Exercise:
Would you restate every entry that follows, word for word, and leave out the pictures?

Given data:
┌──

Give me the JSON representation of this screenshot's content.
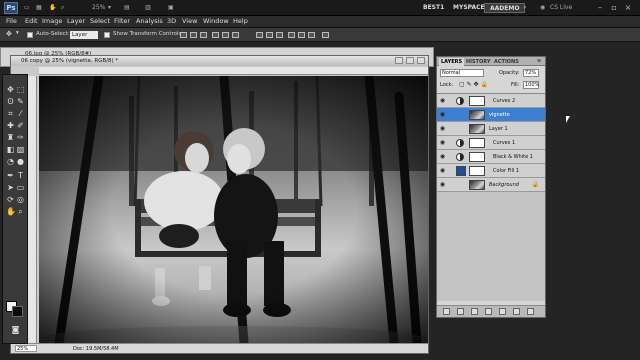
{
  "app": {
    "logo": "Ps",
    "zoom": "25%",
    "workspaces": [
      "BEST1",
      "MYSPACE",
      "AADEMO"
    ],
    "active_workspace": "AADEMO",
    "cs_live": "CS Live"
  },
  "menu": [
    "File",
    "Edit",
    "Image",
    "Layer",
    "Select",
    "Filter",
    "Analysis",
    "3D",
    "View",
    "Window",
    "Help"
  ],
  "options": {
    "auto_select_label": "Auto-Select:",
    "auto_select_value": "Layer",
    "show_transform_label": "Show Transform Controls"
  },
  "doc_back": {
    "title": "06.jpg @ 25% (RGB/8#)"
  },
  "doc": {
    "title": "06 copy @ 25% (vignette, RGB/8) *",
    "zoom": "25%",
    "doc_info": "Doc: 19.5M/58.4M"
  },
  "layers_panel": {
    "tabs": [
      "LAYERS",
      "HISTORY",
      "ACTIONS"
    ],
    "blend_mode": "Normal",
    "opacity_label": "Opacity:",
    "opacity": "72%",
    "lock_label": "Lock:",
    "fill_label": "Fill:",
    "fill": "100%",
    "layers": [
      {
        "name": "Curves 2",
        "kind": "adjustment",
        "selected": false
      },
      {
        "name": "vignette",
        "kind": "image",
        "selected": true
      },
      {
        "name": "Layer 1",
        "kind": "image",
        "selected": false
      },
      {
        "name": "Curves 1",
        "kind": "adjustment",
        "selected": false
      },
      {
        "name": "Black & White 1",
        "kind": "adjustment",
        "selected": false
      },
      {
        "name": "Color Fill 1",
        "kind": "fill",
        "selected": false
      },
      {
        "name": "Background",
        "kind": "background",
        "selected": false
      }
    ]
  },
  "colors": {
    "selected_layer": "#3d7fd0",
    "workspace_bar": "#1a1a1a"
  }
}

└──

Expected output:
Give me the JSON representation of this screenshot's content.
{
  "app": {
    "logo": "Ps",
    "zoom": "25%",
    "workspaces": [
      "BEST1",
      "MYSPACE",
      "AADEMO"
    ],
    "active_workspace": "AADEMO",
    "cs_live": "CS Live"
  },
  "menu": [
    "File",
    "Edit",
    "Image",
    "Layer",
    "Select",
    "Filter",
    "Analysis",
    "3D",
    "View",
    "Window",
    "Help"
  ],
  "options": {
    "auto_select_label": "Auto-Select:",
    "auto_select_value": "Layer",
    "show_transform_label": "Show Transform Controls"
  },
  "doc_back": {
    "title": "06.jpg @ 25% (RGB/8#)"
  },
  "doc": {
    "title": "06 copy @ 25% (vignette, RGB/8) *",
    "zoom": "25%",
    "doc_info": "Doc: 19.5M/58.4M"
  },
  "layers_panel": {
    "tabs": [
      "LAYERS",
      "HISTORY",
      "ACTIONS"
    ],
    "blend_mode": "Normal",
    "opacity_label": "Opacity:",
    "opacity": "72%",
    "lock_label": "Lock:",
    "fill_label": "Fill:",
    "fill": "100%",
    "layers": [
      {
        "name": "Curves 2",
        "kind": "adjustment",
        "selected": false
      },
      {
        "name": "vignette",
        "kind": "image",
        "selected": true
      },
      {
        "name": "Layer 1",
        "kind": "image",
        "selected": false
      },
      {
        "name": "Curves 1",
        "kind": "adjustment",
        "selected": false
      },
      {
        "name": "Black & White 1",
        "kind": "adjustment",
        "selected": false
      },
      {
        "name": "Color Fill 1",
        "kind": "fill",
        "selected": false
      },
      {
        "name": "Background",
        "kind": "background",
        "selected": false
      }
    ]
  },
  "colors": {
    "selected_layer": "#3d7fd0",
    "workspace_bar": "#1a1a1a"
  }
}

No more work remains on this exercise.